In early April of 1862 the American Civil War had been raging for nearly a year. The Confederates were driven out of Kentucky and much of Tennessee; they needed to halt the
Union advance in the West. On the morning of April 6th (1862) the Confederate Army launched a massive surprise attack against the Northerners who were camped near Pittsburg
Landing in Tennessee on the west bank of the Tennessee River. The Battle of Shiloh (also called the Battle of Pittsburg Landing) would be fought over two days and result in more
than 23,000 casualties. It was the bloodiest battle of the Civil War and in fact in American history up to that time. Whether you are a kid writing a school paper or an adult
interested in the facts about this battle you will find a list of interesting facts below which includes who won the battle of Shiloh, why the Confederates attacked, and how
this famous American Civil War battle was won.
Battle of Shiloh Quick Facts
The Battle of Shiloh was fought on April 6th and April 7th of 1862.
The battle location was Pittsburg Landing which is along the bank of the Tennessee River in Tennessee.
The Confederate Commander was General Albert Sidney Johnston. When he was mortally wounded on the first day of the battle his second in command P.G.T. Beauregard took over.
General Ulysses S. Grant led the Union Army at this battle.
The battle pitted approximately 66,800 Union soldiers up against about 44,700 Confederate soldiers. Many of the Union forces arriving on the second day of the battle.
The Union Army won the Battle of Shiloh forcing the Confederate Army to withdraw from the battlefield.
Union casualties (dead, wounded, and missing) were approximately 13,000 and Confederate casualties were about 10,700.
Interesting Battle of Shiloh Facts
Before this battle Union forces led by General Ulysses S. Grant had been very successful in the western theater of the war. This included capturing two strategically important
forts; Fort Henry and Fort Donelson.
General Grant had chosen Pittsburg Landing as a launching point for his attack on Corinth Mississippi which was a major transportation hub for the Confederacy.
The reason why the Battle of Shiloh was fought was Confederate General Johnston hoped to halt the Union plan to invade Mississippi and needed to attack the Union forces along

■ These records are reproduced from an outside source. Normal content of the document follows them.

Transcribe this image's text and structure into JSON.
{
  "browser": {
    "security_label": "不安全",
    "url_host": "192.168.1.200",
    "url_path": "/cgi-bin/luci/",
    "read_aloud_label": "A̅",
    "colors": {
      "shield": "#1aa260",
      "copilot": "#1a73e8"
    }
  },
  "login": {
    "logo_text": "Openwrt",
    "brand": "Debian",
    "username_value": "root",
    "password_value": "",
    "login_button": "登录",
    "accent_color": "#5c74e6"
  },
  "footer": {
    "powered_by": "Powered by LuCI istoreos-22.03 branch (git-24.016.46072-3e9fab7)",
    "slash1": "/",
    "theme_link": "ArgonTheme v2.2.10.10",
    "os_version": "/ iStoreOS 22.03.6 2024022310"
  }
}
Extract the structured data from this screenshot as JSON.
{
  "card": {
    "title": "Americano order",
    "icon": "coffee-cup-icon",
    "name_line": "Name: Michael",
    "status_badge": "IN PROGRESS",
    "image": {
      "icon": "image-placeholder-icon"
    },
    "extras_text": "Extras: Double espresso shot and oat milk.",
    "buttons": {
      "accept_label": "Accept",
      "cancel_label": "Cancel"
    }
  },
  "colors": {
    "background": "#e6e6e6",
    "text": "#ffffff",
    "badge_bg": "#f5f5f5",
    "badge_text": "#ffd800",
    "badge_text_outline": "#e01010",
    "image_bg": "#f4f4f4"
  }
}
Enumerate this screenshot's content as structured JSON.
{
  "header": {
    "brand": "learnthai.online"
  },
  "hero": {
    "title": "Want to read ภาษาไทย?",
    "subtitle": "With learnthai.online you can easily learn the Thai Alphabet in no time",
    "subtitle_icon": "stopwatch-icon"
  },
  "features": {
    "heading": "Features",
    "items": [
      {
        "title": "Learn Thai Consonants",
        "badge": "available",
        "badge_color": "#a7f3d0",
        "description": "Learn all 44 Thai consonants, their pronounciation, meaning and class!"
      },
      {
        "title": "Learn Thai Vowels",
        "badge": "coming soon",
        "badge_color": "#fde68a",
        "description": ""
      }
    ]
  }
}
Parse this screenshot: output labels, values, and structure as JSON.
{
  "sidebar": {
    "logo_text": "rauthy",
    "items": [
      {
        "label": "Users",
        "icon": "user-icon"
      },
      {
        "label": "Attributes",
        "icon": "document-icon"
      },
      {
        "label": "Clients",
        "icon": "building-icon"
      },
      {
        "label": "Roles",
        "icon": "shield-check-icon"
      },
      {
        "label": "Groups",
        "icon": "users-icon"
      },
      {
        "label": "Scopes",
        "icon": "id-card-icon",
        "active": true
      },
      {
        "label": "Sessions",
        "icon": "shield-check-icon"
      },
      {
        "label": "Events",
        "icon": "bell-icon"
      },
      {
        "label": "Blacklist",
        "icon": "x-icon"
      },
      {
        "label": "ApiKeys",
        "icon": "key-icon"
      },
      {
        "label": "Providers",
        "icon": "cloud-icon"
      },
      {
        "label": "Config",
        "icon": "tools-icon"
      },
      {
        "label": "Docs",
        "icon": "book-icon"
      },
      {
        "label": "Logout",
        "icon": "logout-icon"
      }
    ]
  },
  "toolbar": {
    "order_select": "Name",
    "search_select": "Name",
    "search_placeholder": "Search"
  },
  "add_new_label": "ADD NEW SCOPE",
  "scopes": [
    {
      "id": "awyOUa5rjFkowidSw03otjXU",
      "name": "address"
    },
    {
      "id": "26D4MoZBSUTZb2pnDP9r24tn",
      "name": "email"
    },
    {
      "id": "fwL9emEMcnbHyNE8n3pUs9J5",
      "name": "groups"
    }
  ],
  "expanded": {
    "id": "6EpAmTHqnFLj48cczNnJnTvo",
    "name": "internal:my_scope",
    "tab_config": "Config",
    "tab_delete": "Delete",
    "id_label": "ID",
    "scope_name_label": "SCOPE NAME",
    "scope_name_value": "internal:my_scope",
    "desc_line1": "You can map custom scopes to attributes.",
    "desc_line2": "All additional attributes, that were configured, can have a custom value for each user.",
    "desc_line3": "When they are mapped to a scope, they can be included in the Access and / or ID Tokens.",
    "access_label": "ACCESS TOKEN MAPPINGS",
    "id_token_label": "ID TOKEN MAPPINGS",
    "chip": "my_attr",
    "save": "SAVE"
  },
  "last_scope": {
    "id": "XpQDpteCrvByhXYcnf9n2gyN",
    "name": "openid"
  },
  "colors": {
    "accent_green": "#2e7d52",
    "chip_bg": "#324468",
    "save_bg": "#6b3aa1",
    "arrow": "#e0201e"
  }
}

the Tennessee River before Union reinforcements could arrive.
On April 6th 1862 the Confederates launched their attack and caught the Union Army by surprise. At first they experienced great success and drove the Union soldiers out of their camps.
At a sunken road, since nicknamed the "Hornet's Nest", several Union soldiers made a stand repelling several Confederate attacks. This gave the rest of the Union forces time to
regroup. Fighting lasted until night time on the 6th of April.
Although initially caught off guard by the Confederate surprise attack, General William Tecumseh Sherman played an important role in regrouping the Union forces. He rode his horse along
the Union lines encouraging the soldiers to repel the Confederate assaults. He suffered two minor wounds and had several horses shot out from under him. Many historians see
this as a turning point in his career that would result in him becoming one of the Unions most important generals.
By the morning of April 7th (1862) Union reinforcements commanded by General Buell had arrived. The Northerners now with approximately 40,000 soldiers greatly outnumbered the
depleted Confederate force of about 30,000.
On the morning of April 7th (1862) the fighting continued culminating with a stalemate. The Confederate forces, now commanded by General Beauregard, having suffered many
casualties and now greatly outnumbered withdrew from the battle field. Grant and his forces were now free to plan their advance into Mississippi.